I mean, I was a college freshman.
When I ducked into the nearest bathroom stall, I wasn’t expecting to see a paragraph of handwritten text describing exactly how I felt. In the selfish state of being that comes with feeling lonely and upset, I couldn’t do much more than let an overwhelmed feeling wash over me.
Yes, my stoic exterior is a shell (a shell that’s as thick as molasses-based BBQ sauce, but a shell nonetheless) for a burning passionate nature. I’m essentially a Vulcan. Or Shrek.
I also didn’t expect to see the plethora of scrawled responses. A multitude of ink thicknesses and textures made up the kaleidoscope of handwriting in the supportive replies. “Girl, we are Bruins. We stick TOGETHER!!” read one bubbly print, the I’s dotted with circles instead of dots. “You proved you were good enough by getting in! We’re the most applied-to university on the planet! This is going to be the best four or five or six or whatever years of your life and you get to live it with all of us,” read another.
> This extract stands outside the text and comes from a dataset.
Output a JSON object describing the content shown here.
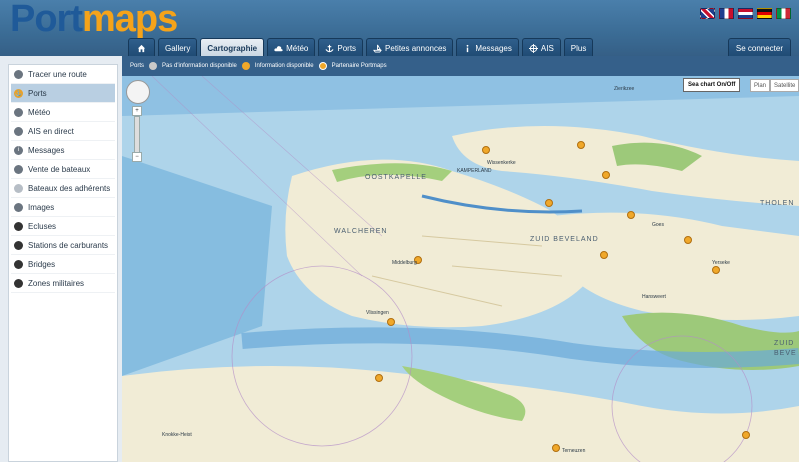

I will never repeat this act in a public restroom again, but I reached out and touched the words. I didn’t want to introduce myself to every contributor and become their best friend, but I at least felt as though I’d be able to stomach a 75-minute lecture. I wiped the tears from my eyes, wiggled my feet around in my checkered Van loafers (I wore flat shoes then), and stumbled out of the restroom door. In a moment of movie magic, I bumped into a young man outside the door and knocked his laptop to the ground.
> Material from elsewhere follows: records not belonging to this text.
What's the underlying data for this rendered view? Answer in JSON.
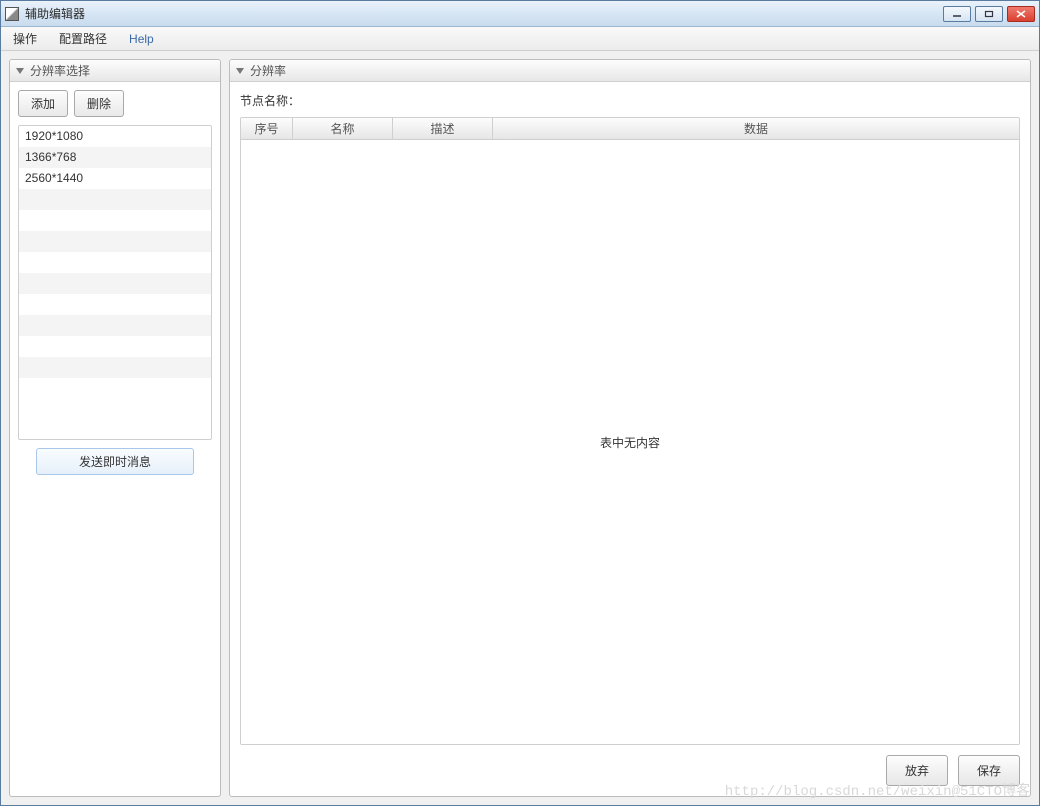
{
  "window": {
    "title": "辅助编辑器"
  },
  "menubar": {
    "items": [
      "操作",
      "配置路径",
      "Help"
    ]
  },
  "left": {
    "header": "分辨率选择",
    "add_label": "添加",
    "delete_label": "删除",
    "resolutions": [
      "1920*1080",
      "1366*768",
      "2560*1440"
    ],
    "send_label": "发送即时消息"
  },
  "right": {
    "header": "分辨率",
    "node_label": "节点名称：",
    "columns": [
      "序号",
      "名称",
      "描述",
      "数据"
    ],
    "empty_text": "表中无内容",
    "discard_label": "放弃",
    "save_label": "保存"
  },
  "watermark": "http://blog.csdn.net/weixin@51CTO博客"
}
It wasn’t a Carrie and Big “Sex and the City” moment. It wasn’t even a “Kobe and Shaq exchange high-fives amid rumors of rivalry after that epic alley-oop play” moment. After getting mutually excited about the indestructible nature of Mac laptops, he noticed my red eyes.
I smiled and replied that it had just been a long day.
“Don’t wait until your senior year to finish your GEs,” he joked. “You here for Classics 10, too?”
He slung his backpack to the floor and slid down the wall to sit, motioning for me to join him. He pulled a small bag of Kettle Chips from his backpack, opened it, and extended it to me.
“It’s rough, you know? You’ll be fine.”
He prattled on about professors, classes, and tests as we continued to dip into the bag of chips. He knew I wasn’t listening or attracted to him, that we wouldn’t speak after class or possibly ever again, and he didn’t care. He was selflessly giving me the opportunity to collect myself. He was providing me with multiple iterations of nourishment.
A $2.00 bag of Kettle Chips isn’t a quarter-inch thick piece of seared foie gras on toast or my Grandmother’s pumpkin pie, but I can’t see a bag without thinking of that moment, being grateful, and hoping that girl found the push into readiness she needed. It is an intense emotional journey to experience in the span of two seconds, but one I am continuously appreciative of.
“When a film’s heroine innocently coughs, you know that two scenes later, at most, she’ll be in an oxygen tent; when a man bumps into a woman at the train station, you know that man will become the woman’s lover/murderer. In everyday life, where we cough often and are always bumping into people, our daily actions rarely reverberate so lucidly.” from Autobiography of a Face by Lucy Grealy